→ **Web page and app entries**
········
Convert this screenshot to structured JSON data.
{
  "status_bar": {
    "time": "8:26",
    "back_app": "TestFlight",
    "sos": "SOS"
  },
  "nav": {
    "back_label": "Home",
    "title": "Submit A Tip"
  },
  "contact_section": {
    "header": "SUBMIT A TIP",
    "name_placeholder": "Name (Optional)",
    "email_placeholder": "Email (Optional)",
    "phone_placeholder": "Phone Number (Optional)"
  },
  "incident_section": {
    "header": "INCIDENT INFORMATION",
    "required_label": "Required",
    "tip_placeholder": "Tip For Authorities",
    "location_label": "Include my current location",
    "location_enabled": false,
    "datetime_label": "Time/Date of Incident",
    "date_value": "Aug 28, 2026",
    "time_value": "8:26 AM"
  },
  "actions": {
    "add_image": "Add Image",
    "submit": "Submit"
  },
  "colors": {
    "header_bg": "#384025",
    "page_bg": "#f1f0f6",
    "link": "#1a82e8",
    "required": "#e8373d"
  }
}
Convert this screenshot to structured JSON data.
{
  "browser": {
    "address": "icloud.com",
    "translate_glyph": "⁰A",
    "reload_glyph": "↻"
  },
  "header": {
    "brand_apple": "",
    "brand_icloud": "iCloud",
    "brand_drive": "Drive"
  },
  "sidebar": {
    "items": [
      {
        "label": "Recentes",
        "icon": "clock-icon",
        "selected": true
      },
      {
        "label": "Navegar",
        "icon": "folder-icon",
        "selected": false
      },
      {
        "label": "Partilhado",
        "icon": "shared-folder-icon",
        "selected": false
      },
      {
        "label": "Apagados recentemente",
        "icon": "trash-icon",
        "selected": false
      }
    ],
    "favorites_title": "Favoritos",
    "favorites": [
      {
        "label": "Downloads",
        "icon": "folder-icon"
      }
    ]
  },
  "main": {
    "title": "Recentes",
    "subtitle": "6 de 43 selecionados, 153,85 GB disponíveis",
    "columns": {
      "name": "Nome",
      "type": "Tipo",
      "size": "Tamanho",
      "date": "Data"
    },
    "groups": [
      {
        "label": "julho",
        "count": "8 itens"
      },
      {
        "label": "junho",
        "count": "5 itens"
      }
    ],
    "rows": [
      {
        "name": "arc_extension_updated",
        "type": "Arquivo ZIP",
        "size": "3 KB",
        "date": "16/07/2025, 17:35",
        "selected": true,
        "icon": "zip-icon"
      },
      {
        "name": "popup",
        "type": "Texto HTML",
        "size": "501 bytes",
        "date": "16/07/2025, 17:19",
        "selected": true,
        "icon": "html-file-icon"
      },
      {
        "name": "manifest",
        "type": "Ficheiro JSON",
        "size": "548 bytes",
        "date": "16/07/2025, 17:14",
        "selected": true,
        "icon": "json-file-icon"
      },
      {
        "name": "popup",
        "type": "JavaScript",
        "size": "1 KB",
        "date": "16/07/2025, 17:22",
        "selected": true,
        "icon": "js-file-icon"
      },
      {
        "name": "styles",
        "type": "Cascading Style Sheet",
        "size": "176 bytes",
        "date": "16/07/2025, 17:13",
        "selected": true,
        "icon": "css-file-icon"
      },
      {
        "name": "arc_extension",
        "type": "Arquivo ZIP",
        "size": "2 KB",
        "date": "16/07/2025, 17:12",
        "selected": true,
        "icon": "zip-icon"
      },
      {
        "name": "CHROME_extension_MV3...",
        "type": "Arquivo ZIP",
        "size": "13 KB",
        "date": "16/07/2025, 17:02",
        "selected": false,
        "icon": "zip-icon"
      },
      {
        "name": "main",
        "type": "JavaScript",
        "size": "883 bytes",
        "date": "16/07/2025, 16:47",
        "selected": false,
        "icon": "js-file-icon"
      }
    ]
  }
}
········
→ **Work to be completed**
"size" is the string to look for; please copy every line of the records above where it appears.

→ **Your response**
      "size": "Tamanho",
        "size": "3 KB",
        "size": "501 bytes",
        "size": "548 bytes",
        "size": "1 KB",
        "size": "176 bytes",
        "size": "2 KB",
        "size": "13 KB",
        "size": "883 bytes",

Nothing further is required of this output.